---------- TASK DATA

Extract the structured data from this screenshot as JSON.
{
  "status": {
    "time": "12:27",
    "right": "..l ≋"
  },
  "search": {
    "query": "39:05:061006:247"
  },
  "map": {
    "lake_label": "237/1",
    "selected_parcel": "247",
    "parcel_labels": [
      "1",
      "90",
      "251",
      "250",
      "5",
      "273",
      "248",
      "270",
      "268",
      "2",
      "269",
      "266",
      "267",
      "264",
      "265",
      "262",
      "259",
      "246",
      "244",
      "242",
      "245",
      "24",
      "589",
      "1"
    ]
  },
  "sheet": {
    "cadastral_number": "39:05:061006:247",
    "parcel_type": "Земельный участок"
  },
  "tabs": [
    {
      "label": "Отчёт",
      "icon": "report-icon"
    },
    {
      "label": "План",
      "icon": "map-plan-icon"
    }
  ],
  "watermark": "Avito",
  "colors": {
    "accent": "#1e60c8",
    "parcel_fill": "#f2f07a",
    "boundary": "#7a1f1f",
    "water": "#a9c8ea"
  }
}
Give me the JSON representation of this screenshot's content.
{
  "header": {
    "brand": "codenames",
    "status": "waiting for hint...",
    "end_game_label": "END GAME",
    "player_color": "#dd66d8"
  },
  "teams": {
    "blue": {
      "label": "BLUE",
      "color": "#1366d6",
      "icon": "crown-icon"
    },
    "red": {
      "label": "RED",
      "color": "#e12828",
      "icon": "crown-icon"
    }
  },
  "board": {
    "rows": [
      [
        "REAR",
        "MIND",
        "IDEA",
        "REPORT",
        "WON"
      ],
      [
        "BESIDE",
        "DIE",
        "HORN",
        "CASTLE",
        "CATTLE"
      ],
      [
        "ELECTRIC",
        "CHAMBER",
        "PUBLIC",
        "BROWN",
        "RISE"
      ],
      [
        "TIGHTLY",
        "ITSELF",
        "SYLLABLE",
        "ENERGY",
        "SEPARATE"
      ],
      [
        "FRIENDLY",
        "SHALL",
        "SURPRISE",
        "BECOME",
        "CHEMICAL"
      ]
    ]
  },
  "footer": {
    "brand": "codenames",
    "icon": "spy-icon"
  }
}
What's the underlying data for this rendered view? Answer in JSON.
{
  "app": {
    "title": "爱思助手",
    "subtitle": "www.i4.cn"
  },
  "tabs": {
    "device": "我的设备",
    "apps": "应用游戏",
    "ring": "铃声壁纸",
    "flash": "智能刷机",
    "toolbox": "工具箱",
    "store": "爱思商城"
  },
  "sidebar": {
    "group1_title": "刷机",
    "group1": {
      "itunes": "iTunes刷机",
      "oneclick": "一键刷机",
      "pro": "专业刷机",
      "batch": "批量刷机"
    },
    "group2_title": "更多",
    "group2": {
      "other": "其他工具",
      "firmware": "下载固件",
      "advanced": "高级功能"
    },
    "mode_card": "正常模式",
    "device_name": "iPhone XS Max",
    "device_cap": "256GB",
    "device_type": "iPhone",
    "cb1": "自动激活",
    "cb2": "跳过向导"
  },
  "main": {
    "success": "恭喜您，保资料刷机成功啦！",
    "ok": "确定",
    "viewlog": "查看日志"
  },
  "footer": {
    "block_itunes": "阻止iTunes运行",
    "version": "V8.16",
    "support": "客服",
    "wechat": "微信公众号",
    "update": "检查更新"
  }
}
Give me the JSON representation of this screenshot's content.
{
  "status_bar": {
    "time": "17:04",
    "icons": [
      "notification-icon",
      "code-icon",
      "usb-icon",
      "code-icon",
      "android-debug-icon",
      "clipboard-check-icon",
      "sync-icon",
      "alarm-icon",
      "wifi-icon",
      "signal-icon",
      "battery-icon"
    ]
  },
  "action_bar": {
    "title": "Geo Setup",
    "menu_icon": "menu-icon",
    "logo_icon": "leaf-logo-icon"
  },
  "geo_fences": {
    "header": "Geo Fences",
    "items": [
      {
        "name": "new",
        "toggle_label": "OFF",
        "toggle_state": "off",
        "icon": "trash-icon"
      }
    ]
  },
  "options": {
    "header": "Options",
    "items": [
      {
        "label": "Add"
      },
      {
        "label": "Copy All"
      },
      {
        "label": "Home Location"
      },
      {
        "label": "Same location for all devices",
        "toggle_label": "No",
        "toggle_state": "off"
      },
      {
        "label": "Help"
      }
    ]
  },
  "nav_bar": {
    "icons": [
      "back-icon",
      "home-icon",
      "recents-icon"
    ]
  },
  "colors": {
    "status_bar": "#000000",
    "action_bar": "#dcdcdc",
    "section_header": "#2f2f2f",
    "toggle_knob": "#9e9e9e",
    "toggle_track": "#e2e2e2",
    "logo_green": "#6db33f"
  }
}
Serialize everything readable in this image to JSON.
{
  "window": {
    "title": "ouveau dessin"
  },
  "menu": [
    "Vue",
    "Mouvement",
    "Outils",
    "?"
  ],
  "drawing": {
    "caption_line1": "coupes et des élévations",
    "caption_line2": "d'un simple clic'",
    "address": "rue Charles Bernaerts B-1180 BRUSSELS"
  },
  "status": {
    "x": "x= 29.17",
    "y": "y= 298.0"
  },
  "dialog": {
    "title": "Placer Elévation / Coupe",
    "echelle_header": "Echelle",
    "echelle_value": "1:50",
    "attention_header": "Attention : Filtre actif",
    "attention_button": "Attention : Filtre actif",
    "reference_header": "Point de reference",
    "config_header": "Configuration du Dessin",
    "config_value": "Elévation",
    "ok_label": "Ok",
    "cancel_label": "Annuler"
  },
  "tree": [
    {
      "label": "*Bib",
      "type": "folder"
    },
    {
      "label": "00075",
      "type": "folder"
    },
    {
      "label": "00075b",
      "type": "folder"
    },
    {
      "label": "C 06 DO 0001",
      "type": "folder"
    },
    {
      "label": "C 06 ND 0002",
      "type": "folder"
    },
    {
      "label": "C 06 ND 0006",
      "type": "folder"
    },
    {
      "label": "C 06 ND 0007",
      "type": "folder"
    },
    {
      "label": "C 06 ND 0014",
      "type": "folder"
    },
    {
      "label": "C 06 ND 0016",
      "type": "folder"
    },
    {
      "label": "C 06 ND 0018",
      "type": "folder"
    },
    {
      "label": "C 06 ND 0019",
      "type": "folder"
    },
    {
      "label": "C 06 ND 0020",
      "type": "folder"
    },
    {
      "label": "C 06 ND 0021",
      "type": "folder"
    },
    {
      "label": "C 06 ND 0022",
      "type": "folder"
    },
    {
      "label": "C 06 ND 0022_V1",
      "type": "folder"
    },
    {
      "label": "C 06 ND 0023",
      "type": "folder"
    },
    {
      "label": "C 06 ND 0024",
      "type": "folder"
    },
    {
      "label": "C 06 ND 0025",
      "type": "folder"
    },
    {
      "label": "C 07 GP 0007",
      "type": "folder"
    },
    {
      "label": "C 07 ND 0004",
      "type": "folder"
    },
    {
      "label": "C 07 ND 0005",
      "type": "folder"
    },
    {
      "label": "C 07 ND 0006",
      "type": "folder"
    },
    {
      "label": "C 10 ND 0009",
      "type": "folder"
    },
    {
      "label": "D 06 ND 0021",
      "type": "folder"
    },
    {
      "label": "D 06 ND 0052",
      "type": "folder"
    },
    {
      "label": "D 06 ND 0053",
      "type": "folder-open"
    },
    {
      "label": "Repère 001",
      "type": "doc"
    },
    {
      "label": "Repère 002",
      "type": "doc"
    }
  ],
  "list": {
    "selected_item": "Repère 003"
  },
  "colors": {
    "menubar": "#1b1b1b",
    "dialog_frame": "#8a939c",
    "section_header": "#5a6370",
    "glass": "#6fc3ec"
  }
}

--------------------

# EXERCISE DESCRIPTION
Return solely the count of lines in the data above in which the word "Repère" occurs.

# ANSWER
3